■ **WHAT TO DO**:
In the entries below, find the lines with the word "icons" and copy them.

■ **RECORDS PROVIDED**:
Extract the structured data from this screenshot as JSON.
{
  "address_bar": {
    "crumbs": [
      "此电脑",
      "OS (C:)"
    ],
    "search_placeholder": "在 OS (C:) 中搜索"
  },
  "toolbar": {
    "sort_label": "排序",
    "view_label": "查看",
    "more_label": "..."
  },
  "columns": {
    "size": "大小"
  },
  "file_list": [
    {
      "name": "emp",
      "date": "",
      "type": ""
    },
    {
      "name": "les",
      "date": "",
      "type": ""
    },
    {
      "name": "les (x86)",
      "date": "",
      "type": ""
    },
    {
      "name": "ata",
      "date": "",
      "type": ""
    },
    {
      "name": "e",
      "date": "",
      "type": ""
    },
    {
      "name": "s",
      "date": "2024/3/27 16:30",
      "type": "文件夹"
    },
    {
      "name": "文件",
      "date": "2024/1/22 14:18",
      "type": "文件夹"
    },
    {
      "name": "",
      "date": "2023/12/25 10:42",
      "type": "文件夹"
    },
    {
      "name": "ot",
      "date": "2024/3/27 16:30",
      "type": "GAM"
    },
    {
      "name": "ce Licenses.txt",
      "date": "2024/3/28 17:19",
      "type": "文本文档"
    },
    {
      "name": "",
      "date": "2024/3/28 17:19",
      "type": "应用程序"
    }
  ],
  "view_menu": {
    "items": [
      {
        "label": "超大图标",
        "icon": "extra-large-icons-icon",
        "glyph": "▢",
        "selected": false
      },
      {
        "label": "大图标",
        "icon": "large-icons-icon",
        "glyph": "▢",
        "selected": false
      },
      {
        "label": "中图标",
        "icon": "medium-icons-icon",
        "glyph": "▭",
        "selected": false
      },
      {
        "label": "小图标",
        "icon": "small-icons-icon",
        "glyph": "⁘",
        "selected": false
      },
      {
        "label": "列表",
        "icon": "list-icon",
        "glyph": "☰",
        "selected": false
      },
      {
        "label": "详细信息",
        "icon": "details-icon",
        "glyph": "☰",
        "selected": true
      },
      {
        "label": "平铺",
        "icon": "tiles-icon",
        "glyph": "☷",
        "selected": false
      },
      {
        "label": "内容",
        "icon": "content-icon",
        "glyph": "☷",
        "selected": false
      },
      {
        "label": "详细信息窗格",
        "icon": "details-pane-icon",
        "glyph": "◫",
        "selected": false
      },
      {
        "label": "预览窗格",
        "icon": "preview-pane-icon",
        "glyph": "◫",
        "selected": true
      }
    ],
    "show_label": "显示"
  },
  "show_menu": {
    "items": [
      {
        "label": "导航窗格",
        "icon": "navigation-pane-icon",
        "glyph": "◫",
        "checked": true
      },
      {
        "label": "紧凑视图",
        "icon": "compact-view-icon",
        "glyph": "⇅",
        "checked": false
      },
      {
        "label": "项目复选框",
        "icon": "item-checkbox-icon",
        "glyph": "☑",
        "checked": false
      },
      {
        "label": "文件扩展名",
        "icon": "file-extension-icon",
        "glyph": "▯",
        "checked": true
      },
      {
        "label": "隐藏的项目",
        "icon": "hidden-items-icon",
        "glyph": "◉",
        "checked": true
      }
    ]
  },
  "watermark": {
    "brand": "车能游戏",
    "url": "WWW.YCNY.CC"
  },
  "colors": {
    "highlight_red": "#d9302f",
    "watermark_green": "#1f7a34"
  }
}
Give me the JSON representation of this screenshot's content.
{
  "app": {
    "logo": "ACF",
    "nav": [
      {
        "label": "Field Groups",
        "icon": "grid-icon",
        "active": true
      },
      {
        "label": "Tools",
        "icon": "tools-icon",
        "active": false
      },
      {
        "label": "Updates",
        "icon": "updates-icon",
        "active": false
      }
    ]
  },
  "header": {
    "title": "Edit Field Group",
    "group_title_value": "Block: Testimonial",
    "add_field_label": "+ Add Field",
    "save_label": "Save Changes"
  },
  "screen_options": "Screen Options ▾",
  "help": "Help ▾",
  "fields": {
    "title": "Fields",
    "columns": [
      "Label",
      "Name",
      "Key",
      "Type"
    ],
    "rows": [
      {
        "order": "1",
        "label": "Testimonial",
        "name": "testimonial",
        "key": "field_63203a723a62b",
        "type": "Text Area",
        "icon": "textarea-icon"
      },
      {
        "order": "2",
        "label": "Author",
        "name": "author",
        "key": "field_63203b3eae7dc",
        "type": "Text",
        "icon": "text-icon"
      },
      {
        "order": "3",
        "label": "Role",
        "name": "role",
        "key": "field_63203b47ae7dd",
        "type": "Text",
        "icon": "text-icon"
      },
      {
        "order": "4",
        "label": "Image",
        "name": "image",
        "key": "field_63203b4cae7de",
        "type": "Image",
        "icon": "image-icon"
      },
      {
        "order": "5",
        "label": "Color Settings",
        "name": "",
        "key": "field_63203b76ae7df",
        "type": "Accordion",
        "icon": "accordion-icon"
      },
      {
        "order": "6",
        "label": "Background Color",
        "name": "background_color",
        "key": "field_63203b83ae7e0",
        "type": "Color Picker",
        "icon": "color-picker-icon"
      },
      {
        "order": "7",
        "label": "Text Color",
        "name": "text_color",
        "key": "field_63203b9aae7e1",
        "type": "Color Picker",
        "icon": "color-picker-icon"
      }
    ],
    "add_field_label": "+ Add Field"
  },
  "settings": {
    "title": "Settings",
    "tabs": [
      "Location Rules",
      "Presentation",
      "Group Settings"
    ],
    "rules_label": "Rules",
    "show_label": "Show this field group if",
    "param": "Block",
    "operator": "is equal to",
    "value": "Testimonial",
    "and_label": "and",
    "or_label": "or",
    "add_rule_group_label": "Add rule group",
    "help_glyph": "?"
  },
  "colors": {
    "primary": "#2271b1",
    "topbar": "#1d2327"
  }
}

■ **RESULT FOR THIS EXERCISE**:
        "icon": "extra-large-icons-icon",
        "icon": "large-icons-icon",
        "icon": "medium-icons-icon",
        "icon": "small-icons-icon",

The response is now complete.